Adding limits to LOS distances will make LOS quicker to check and for most cases more realistic as well. It is not uncommon to have a limit of 3 or 5 hexes or so (depending on game scale of course) possibly depending on target terrain, so that only a unit in open terrain can be seen from any significant distance.

X3M
X3M's picture
Offline
Joined: 10/28/2013
It is true that some parts on

It is true that some parts on the board are well known by now. The Howitzers can only target a certain ammount of places. And it is checked every round. So eventually, we, the players know.

But it is work on new boards. That is the main idea of finding an easier way.

Quote:
But hey, that ruler + sharp light idea is a posibility too.

***

Sorry to say, but the big ranges are part of the strategy. It is also part of the balance as well. It is a continieus RPS system, where every double worth is weaker than it's halve worth in a medium filled map. (math and play tested 2 years ago, all unit speeds are the same in the tests with the exception of 0 speed)

1 beats 0
2 beats 1
3 beats 2, but is beaten by 0

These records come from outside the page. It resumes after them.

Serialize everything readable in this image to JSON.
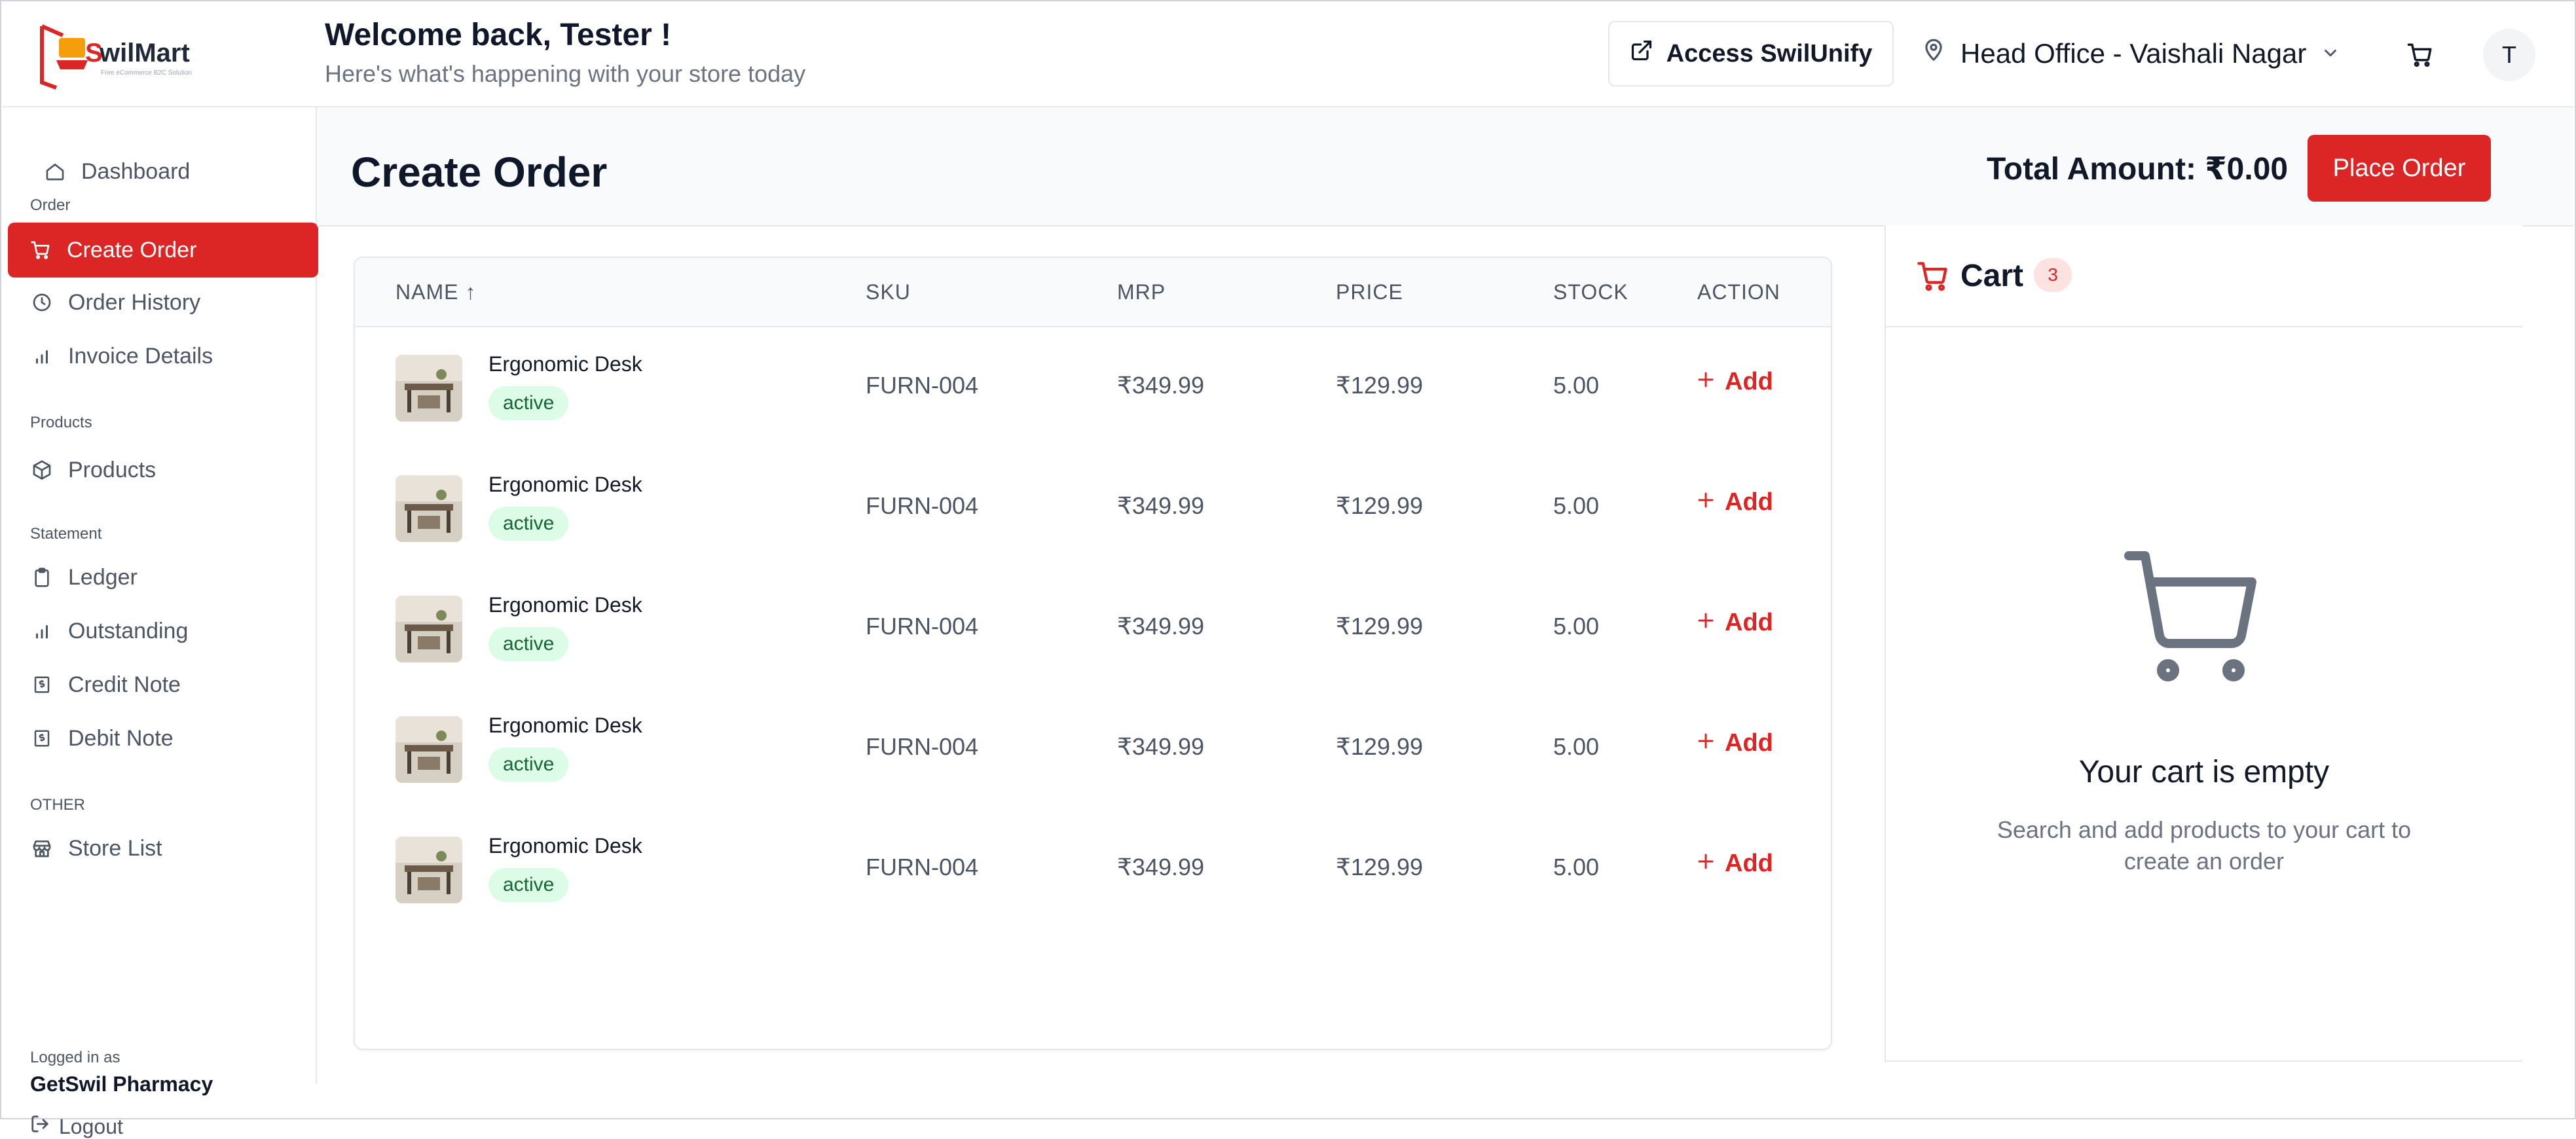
{
  "header": {
    "logo_text": "SwilMart",
    "logo_tagline": "Free eCommerce B2C Solution",
    "welcome": "Welcome back, Tester !",
    "subtitle": "Here's what's happening with your store today",
    "access_button": "Access SwilUnify",
    "location": "Head Office - Vaishali Nagar",
    "avatar_initial": "T"
  },
  "sidebar": {
    "dashboard": "Dashboard",
    "section_order": "Order",
    "create_order": "Create Order",
    "order_history": "Order History",
    "invoice_details": "Invoice Details",
    "section_products": "Products",
    "products": "Products",
    "section_statement": "Statement",
    "ledger": "Ledger",
    "outstanding": "Outstanding",
    "credit_note": "Credit Note",
    "debit_note": "Debit Note",
    "section_other": "OTHER",
    "store_list": "Store List",
    "logged_in_label": "Logged in as",
    "logged_in_name": "GetSwil Pharmacy",
    "logout": "Logout"
  },
  "page": {
    "title": "Create Order",
    "total_amount": "Total Amount: ₹0.00",
    "place_order": "Place Order"
  },
  "table": {
    "headers": [
      "NAME ↑",
      "SKU",
      "MRP",
      "PRICE",
      "STOCK",
      "ACTION"
    ],
    "add_label": "Add",
    "rows": [
      {
        "name": "Ergonomic Desk",
        "status": "active",
        "sku": "FURN-004",
        "mrp": "₹349.99",
        "price": "₹129.99",
        "stock": "5.00"
      },
      {
        "name": "Ergonomic Desk",
        "status": "active",
        "sku": "FURN-004",
        "mrp": "₹349.99",
        "price": "₹129.99",
        "stock": "5.00"
      },
      {
        "name": "Ergonomic Desk",
        "status": "active",
        "sku": "FURN-004",
        "mrp": "₹349.99",
        "price": "₹129.99",
        "stock": "5.00"
      },
      {
        "name": "Ergonomic Desk",
        "status": "active",
        "sku": "FURN-004",
        "mrp": "₹349.99",
        "price": "₹129.99",
        "stock": "5.00"
      },
      {
        "name": "Ergonomic Desk",
        "status": "active",
        "sku": "FURN-004",
        "mrp": "₹349.99",
        "price": "₹129.99",
        "stock": "5.00"
      }
    ]
  },
  "cart": {
    "title": "Cart",
    "count": "3",
    "empty_title": "Your cart is empty",
    "empty_subtitle": "Search and add products to your cart to create an order"
  },
  "colors": {
    "accent": "#dc2626",
    "badge_bg": "#dcfce7",
    "badge_text": "#166534"
  }
}
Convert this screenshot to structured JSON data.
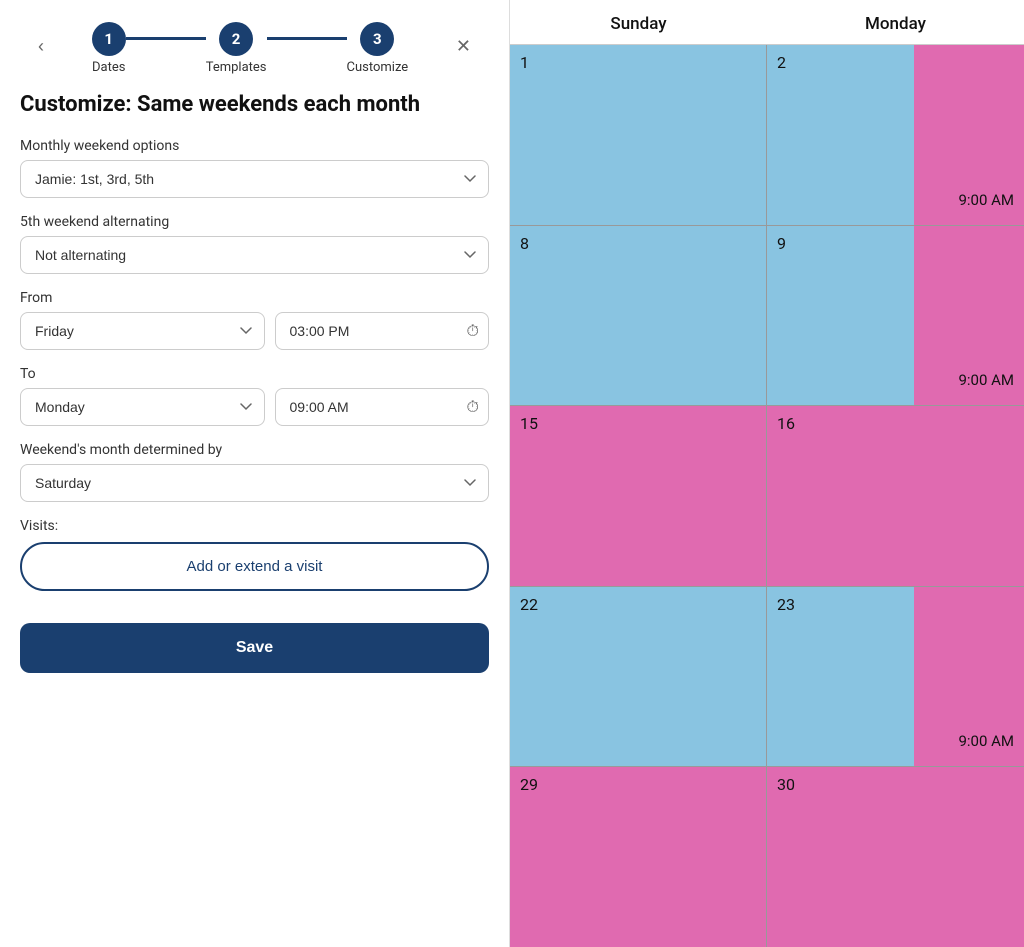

2 beats 0
4 beats 2
6 beats 4, but is beaten by 0 (and 1 as well)

I think you get the general idea in why I am not going to change the rules regarding range.

X3M
X3M's picture
Offline
Joined: 10/28/2013
Digging up this one.

Digging up this one.

I tried the chart before digging up. It's.... troublesome. It starts with 2 range and 3 outcomes. But eventually you have range 9 that has 10 outcomes. And an outcome looks like this; example 4 range, third one of 5:
0,1/1,0; 1,1; 1,2/2,1; 2,2
Where the 0,1/1,0 are 2 fields that count only half. The other 2 count completely.

Now, using this chart and compare it to the field:
First you take a look at the range.
Then you look at which hexagon the target is at that range.
Simply counting 1 to [range+1].
Looking it up in the chart.
Checking all coördinates that are displayed from the origin.

It is not so good for the higher numbers.

Would it be better if there is a simpler, "up, right, up, right," story? So you sort of walk the path that is described in the chart?
What about a double field where both fields count only 50%? How to describe that in walking the path? (nvm, my buddy whispers in my ear; "line".

Was this explanation understandable?
Questions/Suggestions?

Syndicate content


forum | by Dr. Radut